▸ Your objective: Quote the listing below in its entirety, omitting every image.

▸ Data shown:

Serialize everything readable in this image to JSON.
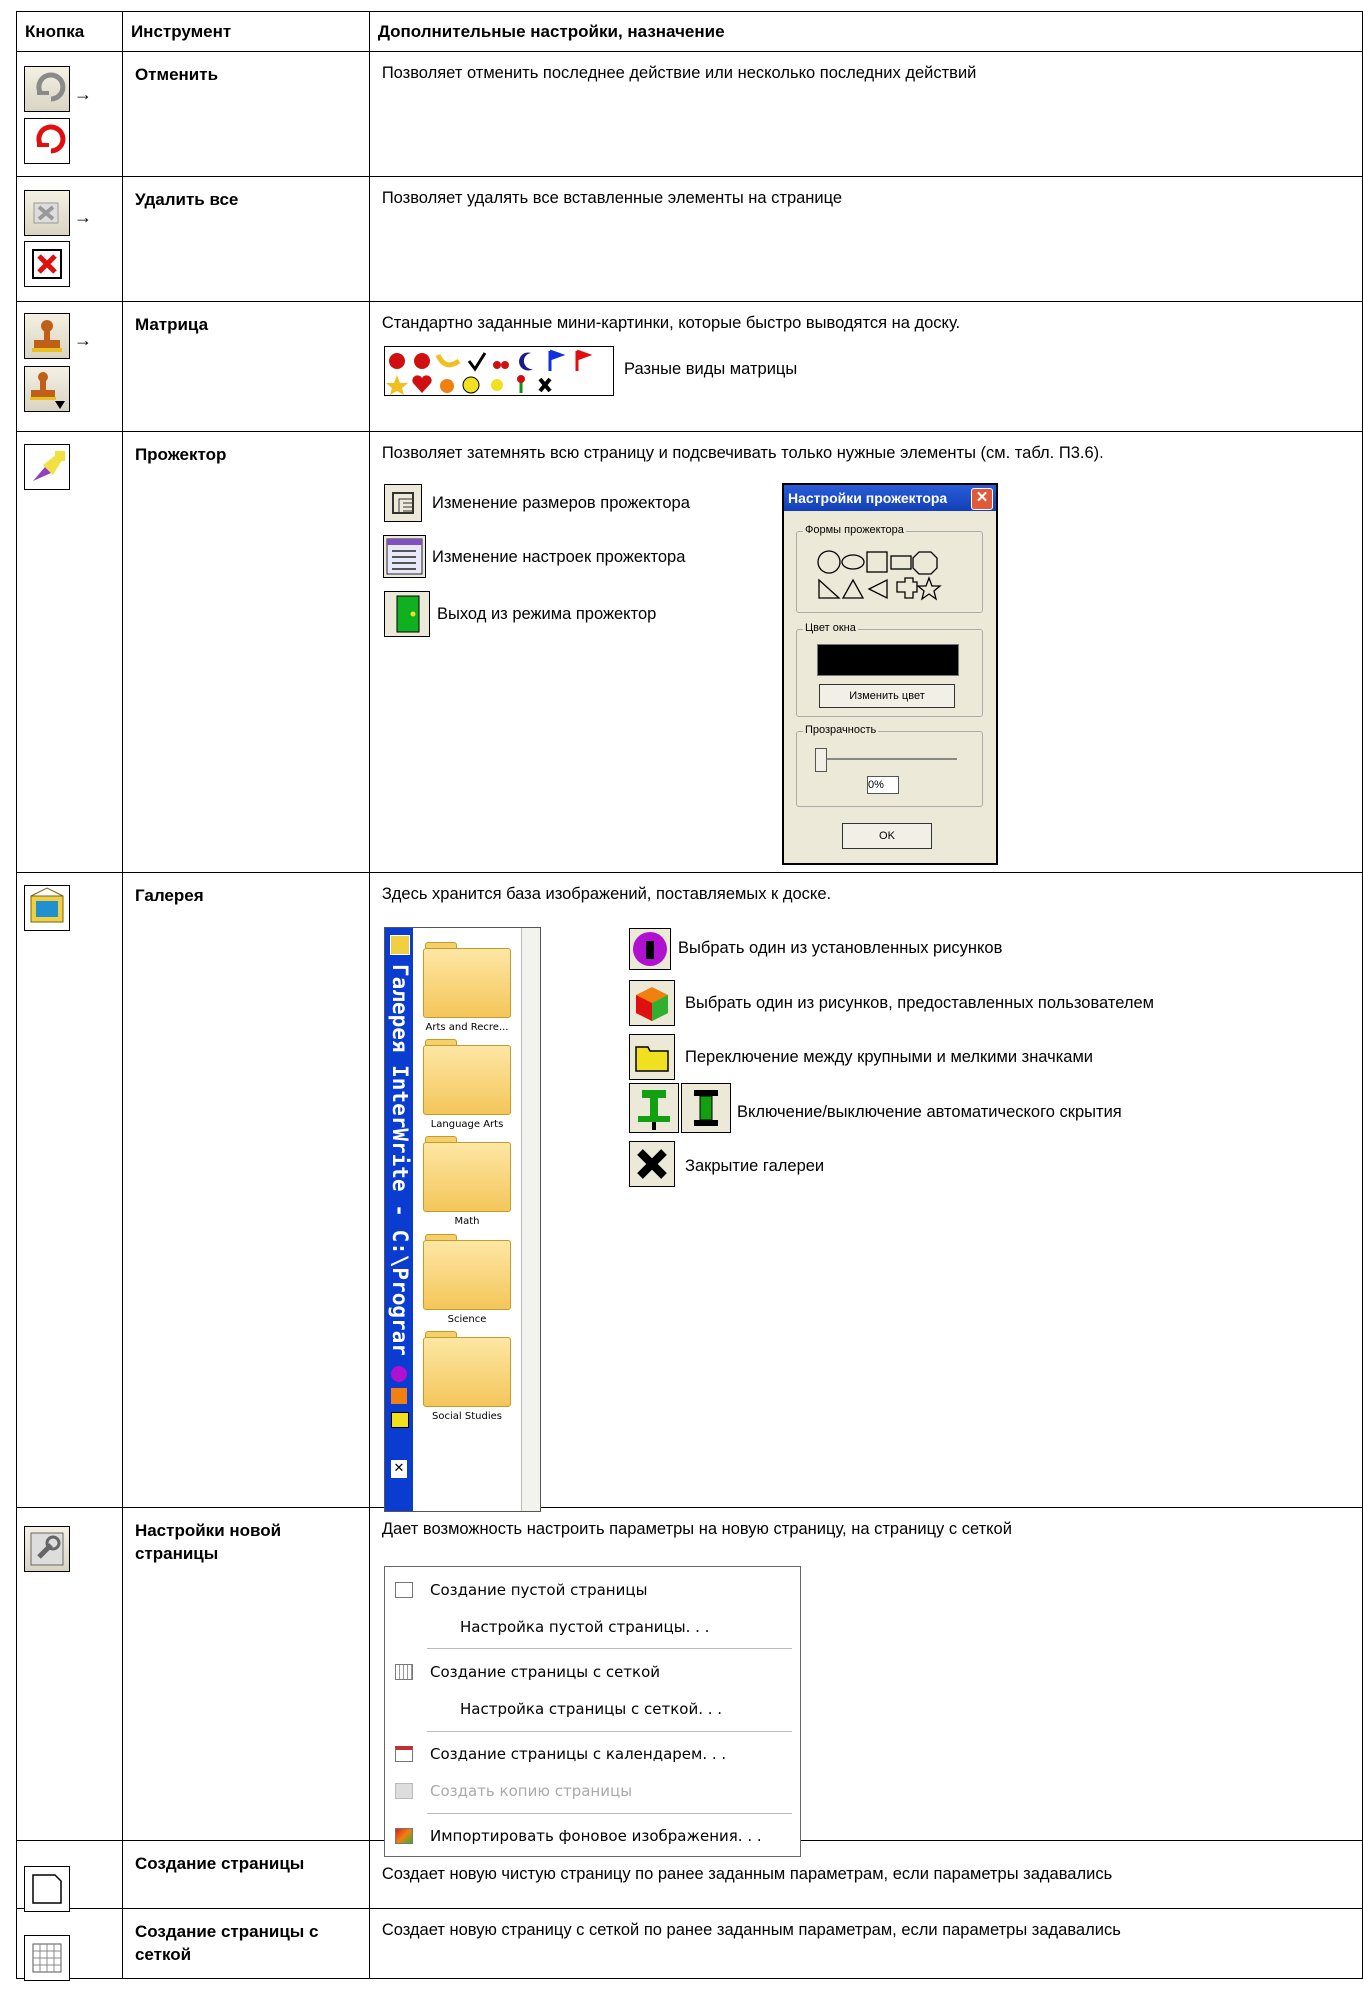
{
  "header": {
    "col1": "Кнопка",
    "col2": "Инструмент",
    "col3": "Дополнительные настройки, назначение"
  },
  "rows": [
    {
      "tool": "Отменить",
      "desc": "Позволяет отменить последнее действие или несколько последних действий"
    },
    {
      "tool": "Удалить все",
      "desc": "Позволяет удалять все вставленные элементы на странице"
    },
    {
      "tool": "Матрица",
      "desc": "Стандартно заданные мини-картинки, которые быстро выводятся на доску.",
      "extra": "Разные виды матрицы"
    },
    {
      "tool": "Прожектор",
      "desc": "Позволяет затемнять всю страницу и подсвечивать только нужные элементы (см. табл. П3.6).",
      "items": [
        "Изменение размеров прожектора",
        "Изменение настроек прожектора",
        "Выход из режима прожектор"
      ]
    },
    {
      "tool": "Галерея",
      "desc": "Здесь хранится база изображений, поставляемых к доске.",
      "items": [
        "Выбрать один из установленных рисунков",
        "Выбрать один из рисунков, предоставленных пользователем",
        "Переключение между крупными и мелкими значками",
        "Включение/выключение автоматического скрытия",
        "Закрытие галереи"
      ]
    },
    {
      "tool": "Настройки новой страницы",
      "desc": "Дает возможность настроить параметры на новую страницу, на страницу с сеткой"
    },
    {
      "tool": "Создание страницы",
      "desc": "Создает новую чистую страницу по ранее заданным параметрам, если параметры задавались"
    },
    {
      "tool": "Создание страницы с сеткой",
      "desc": "Создает новую страницу с сеткой по ранее заданным параметрам, если параметры задавались"
    }
  ],
  "arrow": "→",
  "dialog": {
    "title": "Настройки прожектора",
    "shapes_label": "Формы прожектора",
    "color_label": "Цвет окна",
    "change_color": "Изменить цвет",
    "transparency_label": "Прозрачность",
    "transparency_value": "0%",
    "ok": "OK"
  },
  "gallery": {
    "vertical_title": "Галерея InterWrite - C:\\Prograr",
    "folders": [
      "Arts and Recre...",
      "Language Arts",
      "Math",
      "Science",
      "Social Studies"
    ]
  },
  "menu": {
    "items": [
      "Создание пустой страницы",
      "Настройка пустой страницы. . .",
      "Создание страницы с сеткой",
      "Настройка страницы с сеткой. . .",
      "Создание страницы с календарем. . .",
      "Создать копию страницы",
      "Импортировать фоновое изображения. . ."
    ]
  }
}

▸ Your response:
Serialize everything readable in this image to JSON.
{
  "header": {
    "col1": "Кнопка",
    "col2": "Инструмент",
    "col3": "Дополнительные настройки, назначение"
  },
  "rows": [
    {
      "tool": "Отменить",
      "desc": "Позволяет отменить последнее действие или несколько последних действий"
    },
    {
      "tool": "Удалить все",
      "desc": "Позволяет удалять все вставленные элементы на странице"
    },
    {
      "tool": "Матрица",
      "desc": "Стандартно заданные мини-картинки, которые быстро выводятся на доску.",
      "extra": "Разные виды матрицы"
    },
    {
      "tool": "Прожектор",
      "desc": "Позволяет затемнять всю страницу и подсвечивать только нужные элементы (см. табл. П3.6).",
      "items": [
        "Изменение размеров прожектора",
        "Изменение настроек прожектора",
        "Выход из режима прожектор"
      ]
    },
    {
      "tool": "Галерея",
      "desc": "Здесь хранится база изображений, поставляемых к доске.",
      "items": [
        "Выбрать один из установленных рисунков",
        "Выбрать один из рисунков, предоставленных пользователем",
        "Переключение между крупными и мелкими значками",
        "Включение/выключение автоматического скрытия",
        "Закрытие галереи"
      ]
    },
    {
      "tool": "Настройки новой страницы",
      "desc": "Дает возможность настроить параметры на новую страницу, на страницу с сеткой"
    },
    {
      "tool": "Создание страницы",
      "desc": "Создает новую чистую страницу по ранее заданным параметрам, если параметры задавались"
    },
    {
      "tool": "Создание страницы с сеткой",
      "desc": "Создает новую страницу с сеткой по ранее заданным параметрам, если параметры задавались"
    }
  ],
  "arrow": "→",
  "dialog": {
    "title": "Настройки прожектора",
    "shapes_label": "Формы прожектора",
    "color_label": "Цвет окна",
    "change_color": "Изменить цвет",
    "transparency_label": "Прозрачность",
    "transparency_value": "0%",
    "ok": "OK"
  },
  "gallery": {
    "vertical_title": "Галерея InterWrite - C:\\Prograr",
    "folders": [
      "Arts and Recre...",
      "Language Arts",
      "Math",
      "Science",
      "Social Studies"
    ]
  },
  "menu": {
    "items": [
      "Создание пустой страницы",
      "Настройка пустой страницы. . .",
      "Создание страницы с сеткой",
      "Настройка страницы с сеткой. . .",
      "Создание страницы с календарем. . .",
      "Создать копию страницы",
      "Импортировать фоновое изображения. . ."
    ]
  }
}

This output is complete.